For big appetites, there are a number of steak houses. How can there not be? The meatpacking plants are the lifeblood of the town. “We don’t like to be known as the meatpacking capital,” one resident told me, but everyone also agrees that without the plants, there would be no town. You easily see the plants from the air over Dodge City, but on the ground, you have to drive around a bit looking for them. They are not obvious. We asked around about the best places to eat the local beef, and consensus was easy: Casey’s Cowtown. It is near the source, less than a mile and a half from National Beef. Mike Casey was schmoozing among the tables, and he proudly showed us his shrine to Willie Nelson, who stopped by on his roadtrips.

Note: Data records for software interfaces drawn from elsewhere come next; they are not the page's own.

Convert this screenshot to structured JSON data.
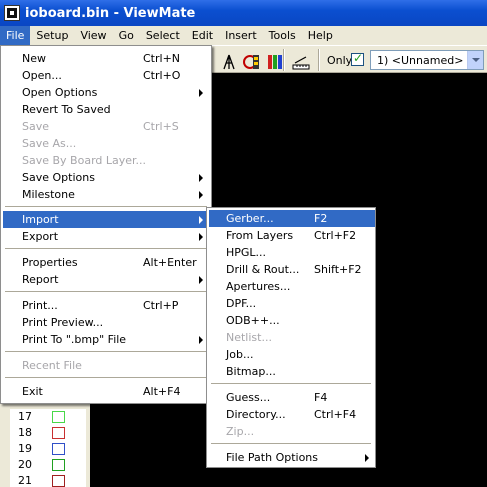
{
  "window": {
    "title": "ioboard.bin - ViewMate"
  },
  "menubar": [
    "File",
    "Setup",
    "View",
    "Go",
    "Select",
    "Edit",
    "Insert",
    "Tools",
    "Help"
  ],
  "toolbar": {
    "only_label": "Only",
    "layer_select": "1) <Unnamed>",
    "only_checked": true
  },
  "file_menu": {
    "new": {
      "label": "New",
      "shortcut": "Ctrl+N"
    },
    "open": {
      "label": "Open...",
      "shortcut": "Ctrl+O"
    },
    "open_options": {
      "label": "Open Options"
    },
    "revert": {
      "label": "Revert To Saved"
    },
    "save": {
      "label": "Save",
      "shortcut": "Ctrl+S"
    },
    "save_as": {
      "label": "Save As..."
    },
    "save_by_layer": {
      "label": "Save By Board Layer..."
    },
    "save_options": {
      "label": "Save Options"
    },
    "milestone": {
      "label": "Milestone"
    },
    "import": {
      "label": "Import"
    },
    "export": {
      "label": "Export"
    },
    "properties": {
      "label": "Properties",
      "shortcut": "Alt+Enter"
    },
    "report": {
      "label": "Report"
    },
    "print": {
      "label": "Print...",
      "shortcut": "Ctrl+P"
    },
    "print_preview": {
      "label": "Print Preview..."
    },
    "print_bmp": {
      "label": "Print To \".bmp\" File"
    },
    "recent": {
      "label": "Recent File"
    },
    "exit": {
      "label": "Exit",
      "shortcut": "Alt+F4"
    }
  },
  "import_menu": {
    "gerber": {
      "label": "Gerber...",
      "shortcut": "F2"
    },
    "from_layers": {
      "label": "From Layers",
      "shortcut": "Ctrl+F2"
    },
    "hpgl": {
      "label": "HPGL..."
    },
    "drill": {
      "label": "Drill & Rout...",
      "shortcut": "Shift+F2"
    },
    "apertures": {
      "label": "Apertures..."
    },
    "dpf": {
      "label": "DPF..."
    },
    "odb": {
      "label": "ODB++..."
    },
    "netlist": {
      "label": "Netlist..."
    },
    "job": {
      "label": "Job..."
    },
    "bitmap": {
      "label": "Bitmap..."
    },
    "guess": {
      "label": "Guess...",
      "shortcut": "F4"
    },
    "directory": {
      "label": "Directory...",
      "shortcut": "Ctrl+F4"
    },
    "zip": {
      "label": "Zip..."
    },
    "file_path_options": {
      "label": "File Path Options"
    }
  },
  "layers": [
    {
      "num": "17",
      "color": "#48d848"
    },
    {
      "num": "18",
      "color": "#c83030"
    },
    {
      "num": "19",
      "color": "#3050c8"
    },
    {
      "num": "20",
      "color": "#20a020"
    },
    {
      "num": "21",
      "color": "#a02020"
    }
  ]
}
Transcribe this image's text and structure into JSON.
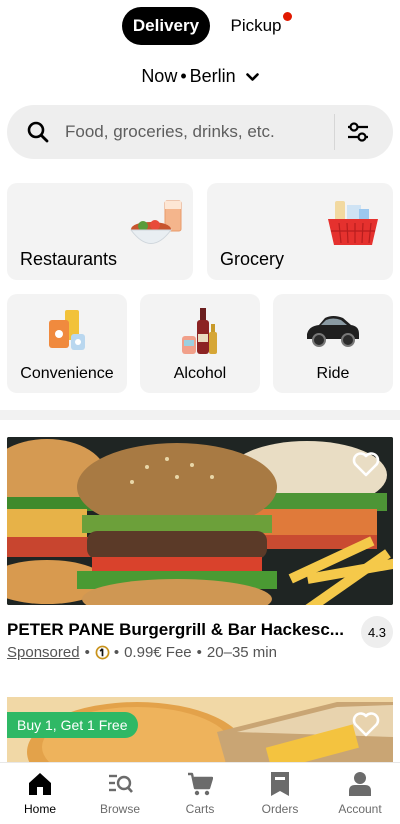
{
  "mode_toggle": {
    "delivery_label": "Delivery",
    "pickup_label": "Pickup"
  },
  "location": {
    "time": "Now",
    "separator": "•",
    "city": "Berlin"
  },
  "search": {
    "placeholder": "Food, groceries, drinks, etc."
  },
  "categories": [
    {
      "label": "Restaurants",
      "icon": "restaurant-bowl-icon"
    },
    {
      "label": "Grocery",
      "icon": "grocery-basket-icon"
    },
    {
      "label": "Convenience",
      "icon": "convenience-bags-icon"
    },
    {
      "label": "Alcohol",
      "icon": "alcohol-bottles-icon"
    },
    {
      "label": "Ride",
      "icon": "car-icon"
    }
  ],
  "stores": [
    {
      "name": "PETER PANE Burgergrill & Bar Hackesc...",
      "rating": "4.3",
      "sponsored_label": "Sponsored",
      "fee": "0.99€ Fee",
      "eta": "20–35 min"
    },
    {
      "promo": "Buy 1, Get 1 Free"
    }
  ],
  "bottom_nav": [
    {
      "label": "Home",
      "icon": "home-icon",
      "active": true
    },
    {
      "label": "Browse",
      "icon": "browse-icon"
    },
    {
      "label": "Carts",
      "icon": "cart-icon"
    },
    {
      "label": "Orders",
      "icon": "orders-icon"
    },
    {
      "label": "Account",
      "icon": "account-icon"
    }
  ],
  "colors": {
    "accent": "#000000",
    "notification_dot": "#e11900",
    "promo_green": "#2fb865",
    "surface": "#f3f3f3"
  }
}
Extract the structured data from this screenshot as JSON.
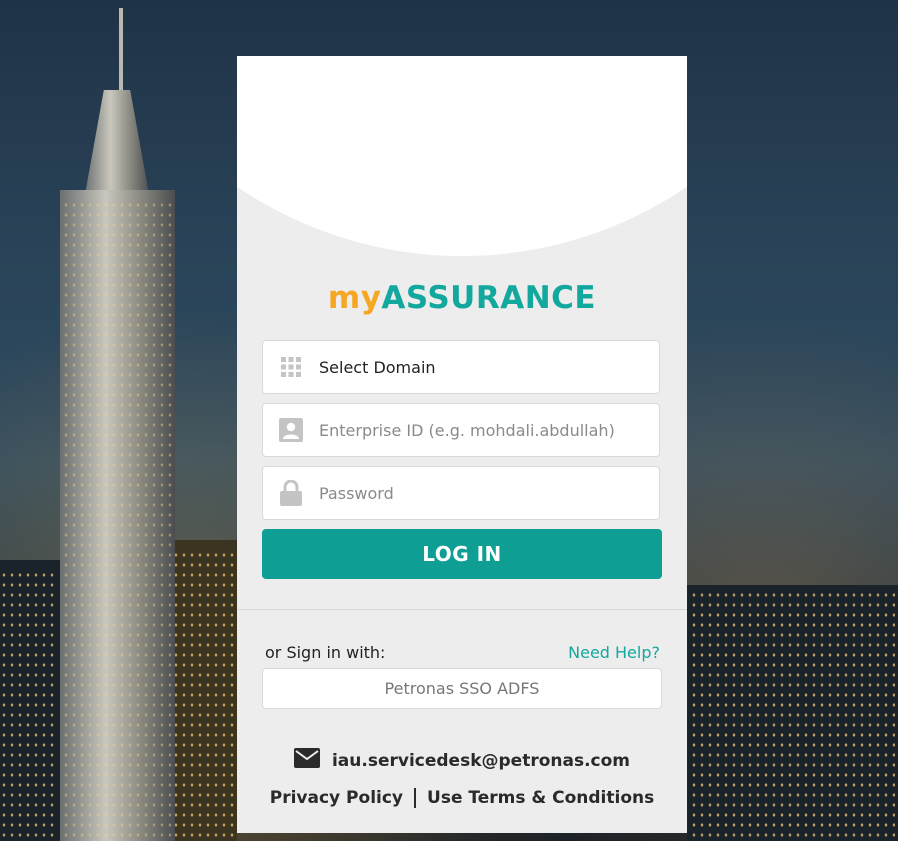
{
  "brand": {
    "prefix": "my",
    "name": "ASSURANCE",
    "prefix_color": "#f5a623",
    "name_color": "#13a89e"
  },
  "form": {
    "domain": {
      "value": "Select Domain",
      "icon": "grid-icon"
    },
    "enterprise_id": {
      "placeholder": "Enterprise ID (e.g. mohdali.abdullah)",
      "icon": "user-id-icon"
    },
    "password": {
      "placeholder": "Password",
      "icon": "lock-icon"
    },
    "login_label": "LOG IN",
    "accent_color": "#0e9e93"
  },
  "alt_signin": {
    "label": "or Sign in with:",
    "help": "Need Help?",
    "sso_label": "Petronas SSO ADFS"
  },
  "footer": {
    "email": "iau.servicedesk@petronas.com",
    "email_icon": "mail-icon",
    "privacy": "Privacy Policy",
    "terms": "Use Terms & Conditions"
  }
}
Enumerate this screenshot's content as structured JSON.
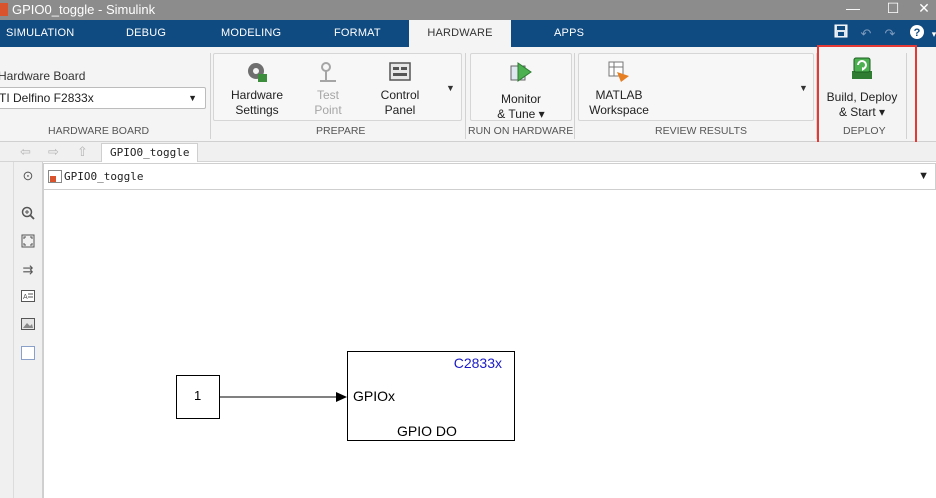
{
  "window": {
    "title": "GPIO0_toggle - Simulink",
    "minimize": "—",
    "maximize": "☐",
    "close": "✕"
  },
  "tabs": [
    {
      "label": "SIMULATION",
      "active": false
    },
    {
      "label": "DEBUG",
      "active": false
    },
    {
      "label": "MODELING",
      "active": false
    },
    {
      "label": "FORMAT",
      "active": false
    },
    {
      "label": "HARDWARE",
      "active": true
    },
    {
      "label": "APPS",
      "active": false
    }
  ],
  "ribbon": {
    "hardware_board": {
      "label": "Hardware Board",
      "value": "TI Delfino F2833x",
      "group": "HARDWARE BOARD"
    },
    "prepare": {
      "group": "PREPARE",
      "hardware_settings": {
        "line1": "Hardware",
        "line2": "Settings"
      },
      "test_point": {
        "line1": "Test",
        "line2": "Point"
      },
      "control_panel": {
        "line1": "Control",
        "line2": "Panel"
      }
    },
    "run_on_hardware": {
      "group": "RUN ON HARDWARE",
      "monitor_tune": {
        "line1": "Monitor",
        "line2": "& Tune ▾"
      }
    },
    "review_results": {
      "group": "REVIEW RESULTS",
      "matlab_workspace": {
        "line1": "MATLAB",
        "line2": "Workspace"
      }
    },
    "deploy": {
      "group": "DEPLOY",
      "build_deploy": {
        "line1": "Build, Deploy",
        "line2": "& Start ▾"
      }
    }
  },
  "nav": {
    "tab_label": "GPIO0_toggle"
  },
  "address": {
    "path": "GPIO0_toggle"
  },
  "model": {
    "constant_value": "1",
    "gpio_block": {
      "chip": "C2833x",
      "port": "GPIOx",
      "name": "GPIO DO"
    }
  },
  "colors": {
    "tab_strip": "#0f4a80",
    "highlight": "#e53935",
    "chip_label": "#1a1ac8"
  }
}
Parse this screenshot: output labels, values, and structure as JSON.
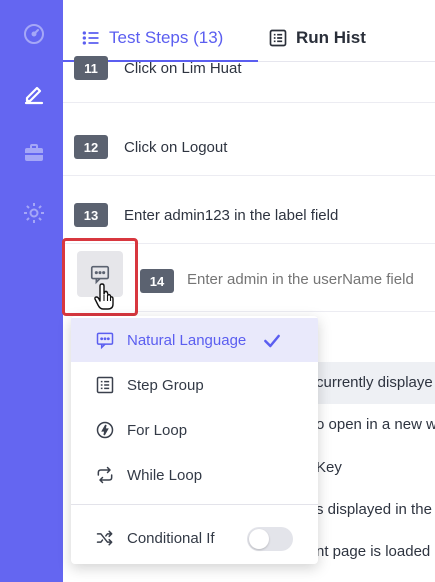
{
  "sidebar": {
    "icons": [
      "dashboard-icon",
      "edit-icon",
      "briefcase-icon",
      "settings-icon"
    ],
    "accent": "#6466f1"
  },
  "tabs": [
    {
      "label": "Test Steps (13)",
      "icon": "list-icon",
      "active": true
    },
    {
      "label": "Run Hist",
      "icon": "history-list-icon",
      "active": false
    }
  ],
  "steps": [
    {
      "num": "11",
      "text": "Click on Lim Huat"
    },
    {
      "num": "12",
      "text": "Click on Logout"
    },
    {
      "num": "13",
      "text": "Enter admin123 in the label field"
    }
  ],
  "new_step": {
    "num": "14",
    "placeholder": "Enter admin in the userName field"
  },
  "background_rows": [
    "currently displaye",
    "o open in a new w",
    "Key",
    "s displayed in the",
    "nt page is loaded"
  ],
  "menu": {
    "items": [
      {
        "label": "Natural Language",
        "icon": "chat-icon",
        "selected": true
      },
      {
        "label": "Step Group",
        "icon": "step-group-icon",
        "selected": false
      },
      {
        "label": "For Loop",
        "icon": "lightning-icon",
        "selected": false
      },
      {
        "label": "While Loop",
        "icon": "loop-icon",
        "selected": false
      }
    ],
    "conditional": {
      "label": "Conditional If",
      "icon": "shuffle-icon",
      "enabled": false
    }
  },
  "colors": {
    "accent": "#5b5ef0",
    "highlight_border": "#d8373f"
  }
}
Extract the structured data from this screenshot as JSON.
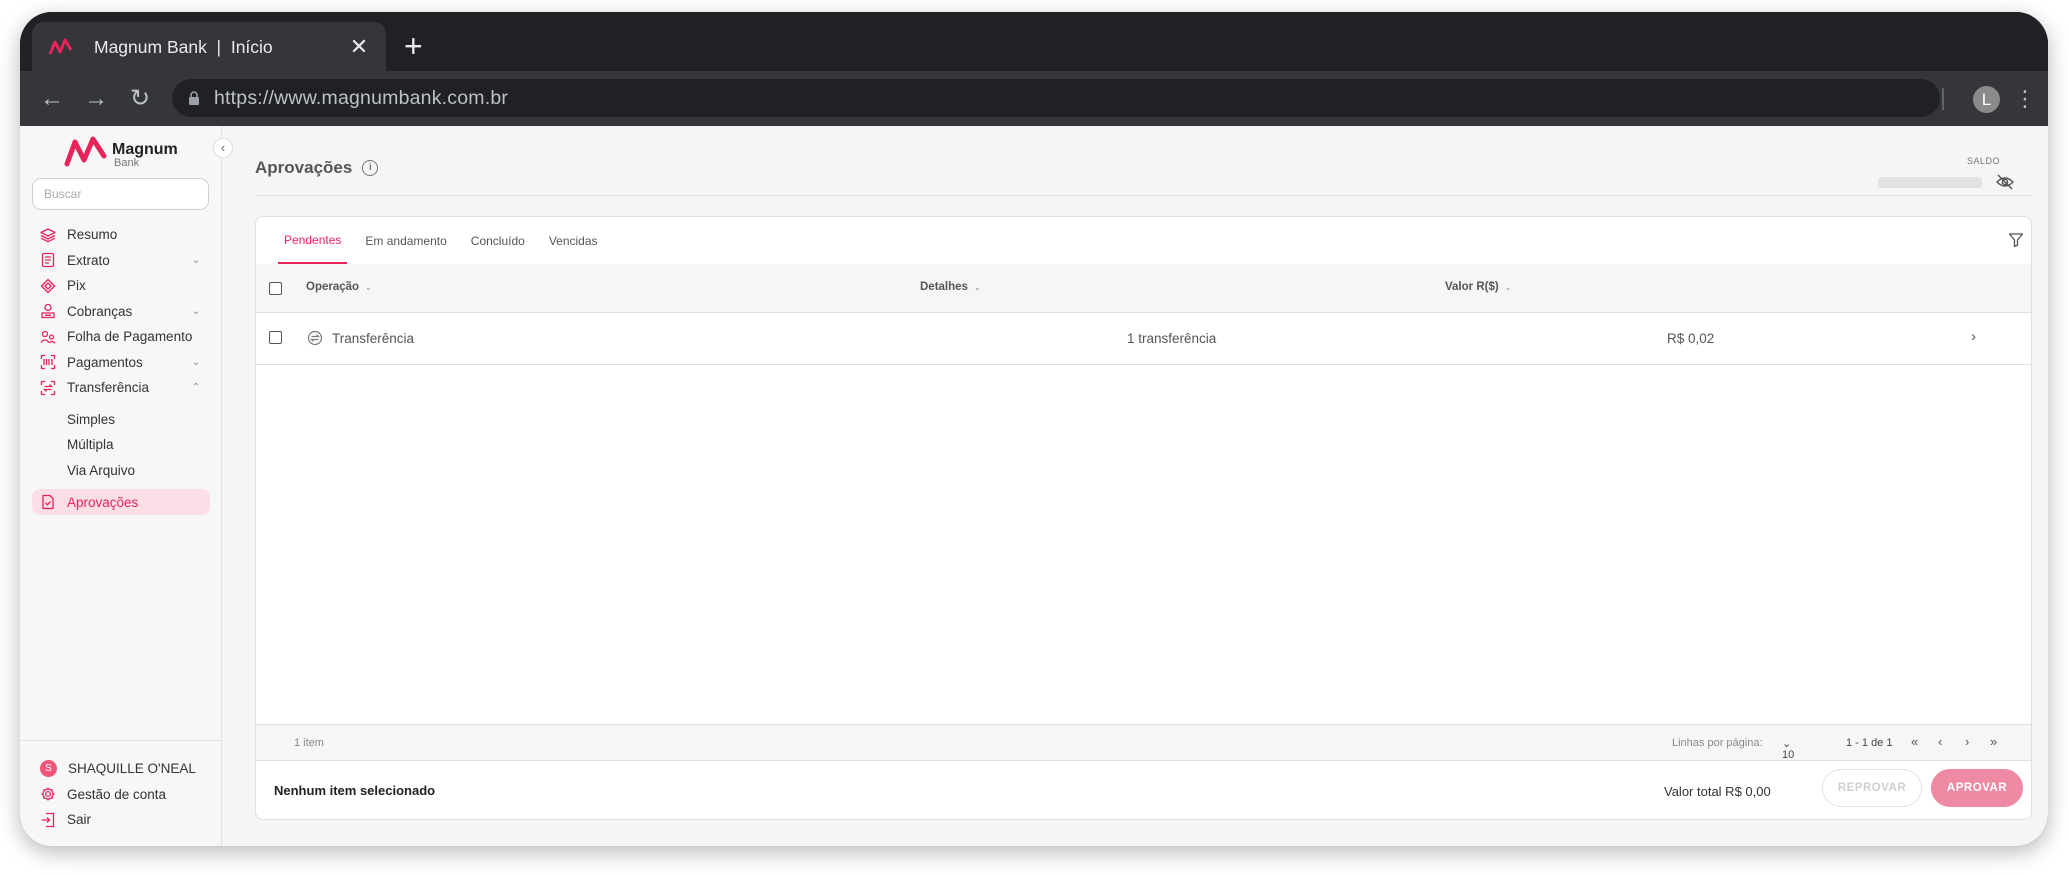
{
  "browser": {
    "tab_title": "Magnum Bank  |  Início",
    "url": "https://www.magnumbank.com.br",
    "profile_initial": "L"
  },
  "brand": {
    "name": "Magnum",
    "sub": "Bank"
  },
  "sidebar": {
    "search_placeholder": "Buscar",
    "items": [
      {
        "label": "Resumo",
        "icon": "layers-icon"
      },
      {
        "label": "Extrato",
        "icon": "statement-icon",
        "chevron": "⌄"
      },
      {
        "label": "Pix",
        "icon": "pix-icon"
      },
      {
        "label": "Cobranças",
        "icon": "charges-icon",
        "chevron": "⌄"
      },
      {
        "label": "Folha de Pagamento",
        "icon": "payroll-icon"
      },
      {
        "label": "Pagamentos",
        "icon": "payments-icon",
        "chevron": "⌄"
      },
      {
        "label": "Transferência",
        "icon": "transfer-icon",
        "chevron": "⌃"
      }
    ],
    "subitems": [
      "Simples",
      "Múltipla",
      "Via Arquivo"
    ],
    "active_item": {
      "label": "Aprovações",
      "icon": "approvals-icon"
    },
    "footer": {
      "user_initial": "S",
      "user_name": "SHAQUILLE O'NEAL",
      "account": "Gestão de conta",
      "logout": "Sair"
    }
  },
  "page": {
    "title": "Aprovações",
    "saldo_label": "SALDO"
  },
  "tabs": [
    "Pendentes",
    "Em andamento",
    "Concluído",
    "Vencidas"
  ],
  "active_tab": "Pendentes",
  "table": {
    "columns": [
      "Operação",
      "Detalhes",
      "Valor R($)"
    ],
    "rows": [
      {
        "operation": "Transferência",
        "details": "1 transferência",
        "value": "R$ 0,02"
      }
    ]
  },
  "pager": {
    "count": "1 item",
    "rows_per_page_label": "Linhas por página:",
    "rows_per_page": "10",
    "range": "1 - 1 de 1"
  },
  "actions": {
    "selection": "Nenhum item selecionado",
    "total": "Valor total R$ 0,00",
    "reject": "REPROVAR",
    "approve": "APROVAR"
  },
  "colors": {
    "accent": "#e8245a",
    "approve_bg": "#ee8aa3"
  }
}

And while we’re on food, we shopped where everyone pointed us, Tianguis grocery and meat market, which had the most precisely-appointed shelving I’ve ever seen in my many decades of grocery shopping. It was described as the place to buy meat in town, but since we were only temporary hotel-residents of Dodge, we settled instead for the longlife homemade beef jerky, which I buy all over the country and keep in the plane for the times when the best lunch we’re likely to find during a long day of flying will come from a vending machine.
And I really drew the short straw one day when Jim and I split up our reporting visit. He went to a tortilla factory. I can’t remember where I went instead, but I can tell you what he said that I missed: the best tortillas that he—a Southern California-raised guy who knows—had ever tasted, tongue-burning hot off the griddle.
Turning the page in Dodge City, next up are some of the places and experiences that make it a great place to live.